Agency, has been in the process of developing an institution that is aimed at regulating medicines control in the continent. This is the Africa Medicines Agency, modeled along with the European Medicines Agency. It is not clear to what extent that the AMA, would have been effective in helping to co-ordinate a response to the COVID-19 pandemic. Its sister organisation, the European Medicines Agency has not been instrumental in the Coronavirus fight in that continent.

A positive feature of the COVID-19 pandemic in Africa is that there has been a recentring of discussions around continental pharmaceutical industrial policies. The shortage of medicines and medical equipment accompanied by overreliance on imports has made African policymakers face the reality of a need to augment the security of supply through domestic production. It is rather disconcerting that the discussions around increasing the domestic supply of pharmaceutical and medical devices in Africa make no mention of the continent’s key policy iteration in this regard. This is the Pharmaceutical Manufacturing Plan for Africa. The PMPA, as it is called offers a roadmap on how the continent could establish a semblance of domestic pharmaceutical manufacturing industry.

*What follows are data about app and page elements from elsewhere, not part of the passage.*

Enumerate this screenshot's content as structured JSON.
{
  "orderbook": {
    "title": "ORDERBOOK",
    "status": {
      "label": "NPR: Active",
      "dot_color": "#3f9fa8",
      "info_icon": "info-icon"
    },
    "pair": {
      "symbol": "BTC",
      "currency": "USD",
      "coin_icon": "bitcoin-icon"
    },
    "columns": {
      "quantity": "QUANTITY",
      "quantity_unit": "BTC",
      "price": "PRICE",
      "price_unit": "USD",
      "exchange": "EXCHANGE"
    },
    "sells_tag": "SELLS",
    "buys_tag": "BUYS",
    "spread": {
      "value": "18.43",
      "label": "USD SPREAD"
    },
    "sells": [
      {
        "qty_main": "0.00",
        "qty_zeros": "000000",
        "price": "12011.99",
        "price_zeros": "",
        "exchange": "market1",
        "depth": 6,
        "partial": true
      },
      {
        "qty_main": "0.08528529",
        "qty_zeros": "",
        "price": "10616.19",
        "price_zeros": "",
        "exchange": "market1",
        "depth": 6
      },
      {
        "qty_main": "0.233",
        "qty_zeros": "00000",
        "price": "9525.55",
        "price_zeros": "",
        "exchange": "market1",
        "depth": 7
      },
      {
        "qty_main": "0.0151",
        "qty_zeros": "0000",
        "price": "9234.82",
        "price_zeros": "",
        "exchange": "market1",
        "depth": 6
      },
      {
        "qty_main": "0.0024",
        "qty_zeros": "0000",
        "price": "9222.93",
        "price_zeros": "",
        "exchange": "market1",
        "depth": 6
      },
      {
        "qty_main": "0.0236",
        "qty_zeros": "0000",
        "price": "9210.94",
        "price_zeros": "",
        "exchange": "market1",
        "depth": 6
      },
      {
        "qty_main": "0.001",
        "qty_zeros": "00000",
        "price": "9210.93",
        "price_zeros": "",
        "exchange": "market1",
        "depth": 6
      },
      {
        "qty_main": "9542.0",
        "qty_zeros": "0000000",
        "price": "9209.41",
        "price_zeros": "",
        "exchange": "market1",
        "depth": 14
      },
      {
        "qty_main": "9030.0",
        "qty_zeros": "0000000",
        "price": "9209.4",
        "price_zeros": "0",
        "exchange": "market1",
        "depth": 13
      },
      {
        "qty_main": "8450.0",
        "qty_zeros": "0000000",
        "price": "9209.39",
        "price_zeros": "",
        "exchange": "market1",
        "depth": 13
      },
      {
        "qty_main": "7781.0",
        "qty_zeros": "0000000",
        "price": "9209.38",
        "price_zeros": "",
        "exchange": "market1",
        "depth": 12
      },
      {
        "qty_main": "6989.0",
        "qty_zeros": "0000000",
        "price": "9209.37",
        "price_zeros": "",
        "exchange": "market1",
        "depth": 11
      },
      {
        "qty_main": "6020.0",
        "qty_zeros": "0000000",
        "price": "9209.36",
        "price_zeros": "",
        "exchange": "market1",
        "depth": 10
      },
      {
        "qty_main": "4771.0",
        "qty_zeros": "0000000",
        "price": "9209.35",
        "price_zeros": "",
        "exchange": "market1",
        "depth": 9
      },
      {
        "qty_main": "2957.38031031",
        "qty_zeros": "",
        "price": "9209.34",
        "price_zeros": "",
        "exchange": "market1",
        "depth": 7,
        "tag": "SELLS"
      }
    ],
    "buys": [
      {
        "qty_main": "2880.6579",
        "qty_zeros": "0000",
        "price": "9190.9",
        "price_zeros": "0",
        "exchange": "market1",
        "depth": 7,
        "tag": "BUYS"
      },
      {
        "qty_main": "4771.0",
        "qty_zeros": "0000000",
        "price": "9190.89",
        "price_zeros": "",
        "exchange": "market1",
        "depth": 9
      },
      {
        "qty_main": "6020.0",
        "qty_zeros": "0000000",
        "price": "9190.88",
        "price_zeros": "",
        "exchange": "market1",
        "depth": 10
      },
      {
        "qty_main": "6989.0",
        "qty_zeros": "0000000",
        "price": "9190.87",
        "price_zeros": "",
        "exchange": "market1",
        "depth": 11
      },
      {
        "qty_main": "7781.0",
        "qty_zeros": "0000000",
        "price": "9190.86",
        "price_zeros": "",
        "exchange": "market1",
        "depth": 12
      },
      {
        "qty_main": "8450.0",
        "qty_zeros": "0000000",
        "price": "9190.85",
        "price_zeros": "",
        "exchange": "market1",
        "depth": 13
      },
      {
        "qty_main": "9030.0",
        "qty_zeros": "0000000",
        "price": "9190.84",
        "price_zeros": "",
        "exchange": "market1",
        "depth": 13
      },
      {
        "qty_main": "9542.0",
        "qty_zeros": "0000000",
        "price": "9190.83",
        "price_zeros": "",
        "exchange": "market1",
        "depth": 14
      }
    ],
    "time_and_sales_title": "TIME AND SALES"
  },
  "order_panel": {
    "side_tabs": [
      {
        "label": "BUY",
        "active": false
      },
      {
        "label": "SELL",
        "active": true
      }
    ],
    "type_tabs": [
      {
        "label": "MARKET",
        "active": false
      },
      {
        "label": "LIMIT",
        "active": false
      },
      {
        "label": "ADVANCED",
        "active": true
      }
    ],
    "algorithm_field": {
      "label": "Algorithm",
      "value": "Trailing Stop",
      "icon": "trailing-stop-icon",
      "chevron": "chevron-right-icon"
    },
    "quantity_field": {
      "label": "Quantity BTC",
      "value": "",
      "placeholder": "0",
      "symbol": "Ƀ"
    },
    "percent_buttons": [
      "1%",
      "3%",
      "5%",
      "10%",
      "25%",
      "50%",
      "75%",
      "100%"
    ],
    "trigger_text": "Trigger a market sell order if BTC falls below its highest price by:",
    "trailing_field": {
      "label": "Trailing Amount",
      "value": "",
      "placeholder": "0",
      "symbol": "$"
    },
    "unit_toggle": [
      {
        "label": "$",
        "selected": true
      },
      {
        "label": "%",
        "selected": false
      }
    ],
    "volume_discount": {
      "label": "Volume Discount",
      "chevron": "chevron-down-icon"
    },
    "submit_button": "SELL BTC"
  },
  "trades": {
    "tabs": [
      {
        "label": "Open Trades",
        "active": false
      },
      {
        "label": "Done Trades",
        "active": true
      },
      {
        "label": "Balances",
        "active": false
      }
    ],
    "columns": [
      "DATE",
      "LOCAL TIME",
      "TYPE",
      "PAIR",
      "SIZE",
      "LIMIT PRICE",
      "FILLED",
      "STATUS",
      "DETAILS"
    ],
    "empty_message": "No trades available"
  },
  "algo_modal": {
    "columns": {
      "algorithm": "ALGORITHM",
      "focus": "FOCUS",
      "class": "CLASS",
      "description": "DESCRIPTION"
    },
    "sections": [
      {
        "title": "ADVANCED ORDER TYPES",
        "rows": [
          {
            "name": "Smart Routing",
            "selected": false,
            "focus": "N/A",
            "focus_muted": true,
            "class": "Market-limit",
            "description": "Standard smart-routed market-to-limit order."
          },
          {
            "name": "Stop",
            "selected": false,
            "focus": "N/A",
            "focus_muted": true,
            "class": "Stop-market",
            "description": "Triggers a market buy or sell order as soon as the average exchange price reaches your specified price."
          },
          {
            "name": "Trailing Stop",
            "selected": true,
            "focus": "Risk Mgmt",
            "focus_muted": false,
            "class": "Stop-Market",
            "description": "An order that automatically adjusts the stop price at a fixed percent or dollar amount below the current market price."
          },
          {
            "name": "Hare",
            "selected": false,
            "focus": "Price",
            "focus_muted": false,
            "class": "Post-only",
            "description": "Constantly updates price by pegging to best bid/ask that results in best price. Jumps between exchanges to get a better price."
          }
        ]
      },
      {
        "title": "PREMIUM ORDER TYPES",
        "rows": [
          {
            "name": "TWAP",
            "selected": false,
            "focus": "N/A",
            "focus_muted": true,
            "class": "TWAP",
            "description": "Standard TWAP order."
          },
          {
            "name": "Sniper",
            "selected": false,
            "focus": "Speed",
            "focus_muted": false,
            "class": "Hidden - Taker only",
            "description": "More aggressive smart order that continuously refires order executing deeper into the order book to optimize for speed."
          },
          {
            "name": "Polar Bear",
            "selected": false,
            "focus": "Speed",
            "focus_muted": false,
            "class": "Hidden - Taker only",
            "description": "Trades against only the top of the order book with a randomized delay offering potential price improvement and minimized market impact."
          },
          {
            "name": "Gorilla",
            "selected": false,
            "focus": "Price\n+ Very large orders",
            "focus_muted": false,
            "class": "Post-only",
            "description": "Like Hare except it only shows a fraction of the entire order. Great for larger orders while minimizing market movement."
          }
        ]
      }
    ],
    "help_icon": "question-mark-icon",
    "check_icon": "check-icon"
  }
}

The COVID-19 pandemic will leave the African continent in a deep economic recession. It has also exposed the lack of regional and continental approaches to common challenges. Indeed, the pandemic has exposed the perennial rift among rhetoric, protocol culture, and implementation in African regional integration initiatives. However, on the positive side, the pandemic offers Africans an opportunity to reflect on some policies that have been agreed on which however lack implementation, such as the PMPA. African institutions such as the NEPAD-AUDA have a key role to play in not only shaping some of the continent’s key developmental trajectories but also in providing thought leadership.